Assignment: Determine how many lines in the entries below include "heading". The reply should be that number and nothing else.

Dataset rows describing interfaces:
- - - -

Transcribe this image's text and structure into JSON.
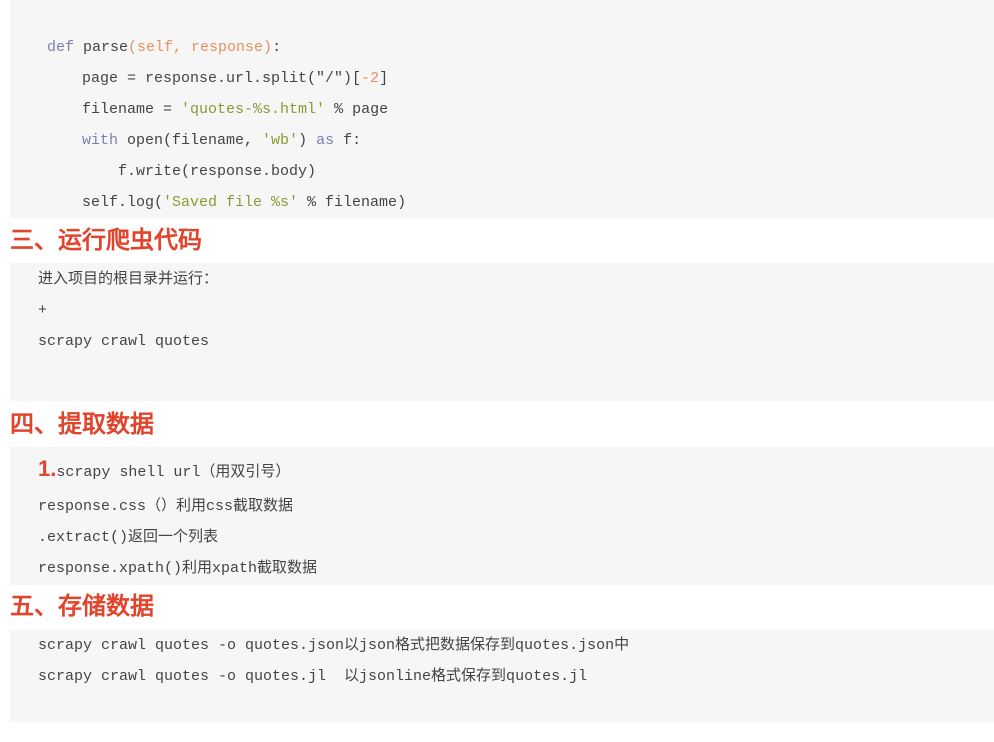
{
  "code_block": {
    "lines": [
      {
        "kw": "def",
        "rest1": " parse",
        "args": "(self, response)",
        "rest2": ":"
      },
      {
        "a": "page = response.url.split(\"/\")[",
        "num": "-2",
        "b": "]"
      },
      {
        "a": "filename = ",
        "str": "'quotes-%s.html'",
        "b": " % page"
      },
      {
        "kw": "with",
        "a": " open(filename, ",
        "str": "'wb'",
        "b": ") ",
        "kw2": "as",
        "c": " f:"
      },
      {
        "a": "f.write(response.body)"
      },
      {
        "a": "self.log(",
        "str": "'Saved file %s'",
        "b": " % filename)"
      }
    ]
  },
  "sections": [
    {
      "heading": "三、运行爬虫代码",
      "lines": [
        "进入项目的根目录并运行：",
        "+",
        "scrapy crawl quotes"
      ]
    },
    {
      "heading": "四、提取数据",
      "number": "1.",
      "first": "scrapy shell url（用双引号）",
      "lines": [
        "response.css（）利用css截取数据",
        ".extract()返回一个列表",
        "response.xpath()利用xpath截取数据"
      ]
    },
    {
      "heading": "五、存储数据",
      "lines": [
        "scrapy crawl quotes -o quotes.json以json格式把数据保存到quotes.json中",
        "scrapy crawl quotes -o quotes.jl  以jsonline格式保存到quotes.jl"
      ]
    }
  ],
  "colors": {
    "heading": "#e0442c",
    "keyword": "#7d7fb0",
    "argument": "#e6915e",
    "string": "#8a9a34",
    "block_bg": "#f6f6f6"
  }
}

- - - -

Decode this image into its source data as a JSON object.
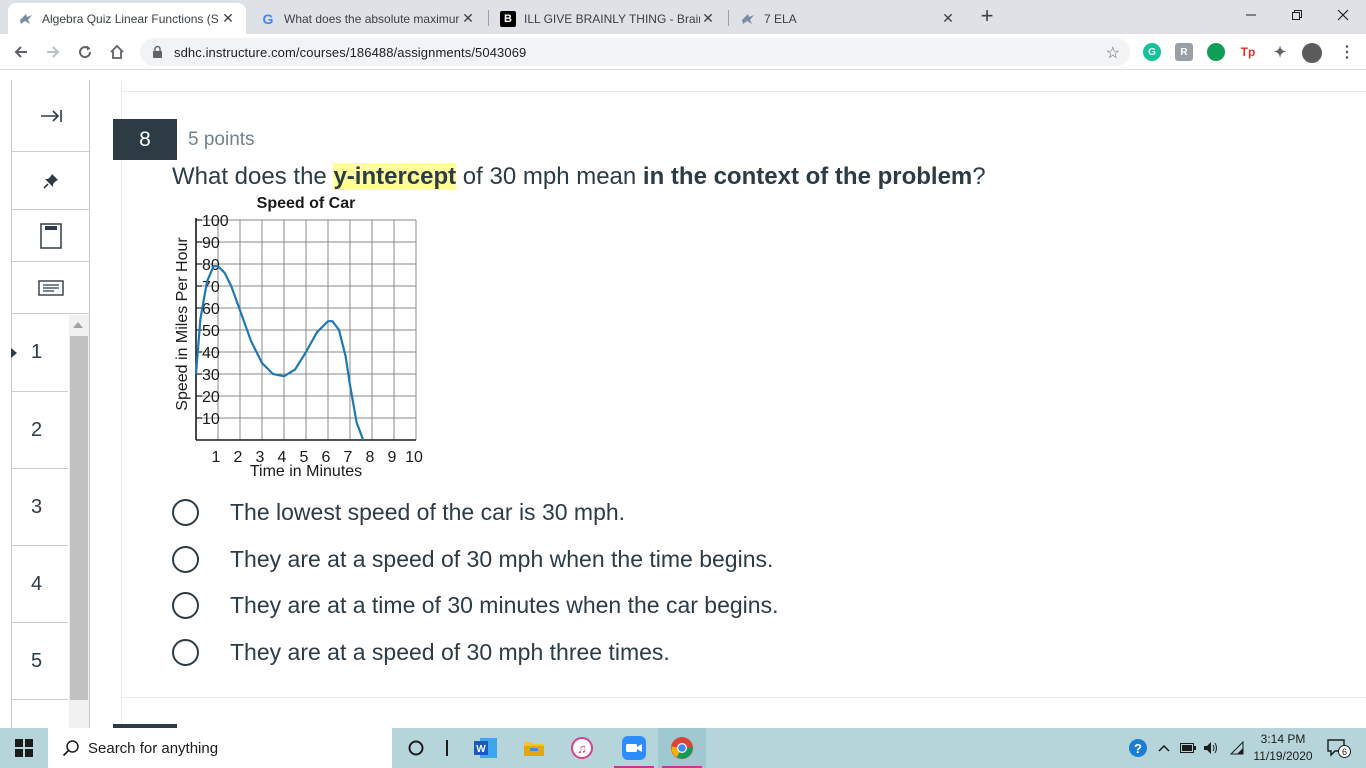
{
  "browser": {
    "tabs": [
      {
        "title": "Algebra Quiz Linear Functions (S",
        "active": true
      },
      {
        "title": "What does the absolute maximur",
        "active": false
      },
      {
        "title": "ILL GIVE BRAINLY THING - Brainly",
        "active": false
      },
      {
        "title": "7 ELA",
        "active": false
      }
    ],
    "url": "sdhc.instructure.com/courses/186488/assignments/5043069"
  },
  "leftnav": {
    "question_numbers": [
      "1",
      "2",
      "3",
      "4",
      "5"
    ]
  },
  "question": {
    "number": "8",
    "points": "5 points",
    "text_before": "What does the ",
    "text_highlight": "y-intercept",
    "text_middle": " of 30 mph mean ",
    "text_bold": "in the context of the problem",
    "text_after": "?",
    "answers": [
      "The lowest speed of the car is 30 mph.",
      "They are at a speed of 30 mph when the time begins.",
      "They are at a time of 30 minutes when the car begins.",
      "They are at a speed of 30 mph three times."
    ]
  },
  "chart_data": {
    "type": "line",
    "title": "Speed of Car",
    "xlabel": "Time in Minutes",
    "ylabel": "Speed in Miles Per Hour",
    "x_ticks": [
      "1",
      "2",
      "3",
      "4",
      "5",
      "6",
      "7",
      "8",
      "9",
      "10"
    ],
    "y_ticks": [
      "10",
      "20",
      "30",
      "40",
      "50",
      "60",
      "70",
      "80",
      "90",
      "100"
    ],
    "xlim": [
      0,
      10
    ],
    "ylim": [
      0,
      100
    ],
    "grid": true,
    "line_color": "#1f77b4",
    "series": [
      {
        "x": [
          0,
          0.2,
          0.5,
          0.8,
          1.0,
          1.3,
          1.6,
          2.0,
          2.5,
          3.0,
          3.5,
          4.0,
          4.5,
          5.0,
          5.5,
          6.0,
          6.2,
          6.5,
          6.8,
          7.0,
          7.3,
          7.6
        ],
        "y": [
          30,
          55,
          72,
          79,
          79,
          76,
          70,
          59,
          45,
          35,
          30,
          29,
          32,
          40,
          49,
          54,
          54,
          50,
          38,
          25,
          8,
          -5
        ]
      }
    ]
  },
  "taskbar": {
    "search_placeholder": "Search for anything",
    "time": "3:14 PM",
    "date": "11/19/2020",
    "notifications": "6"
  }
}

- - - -

Answer to this problem: 4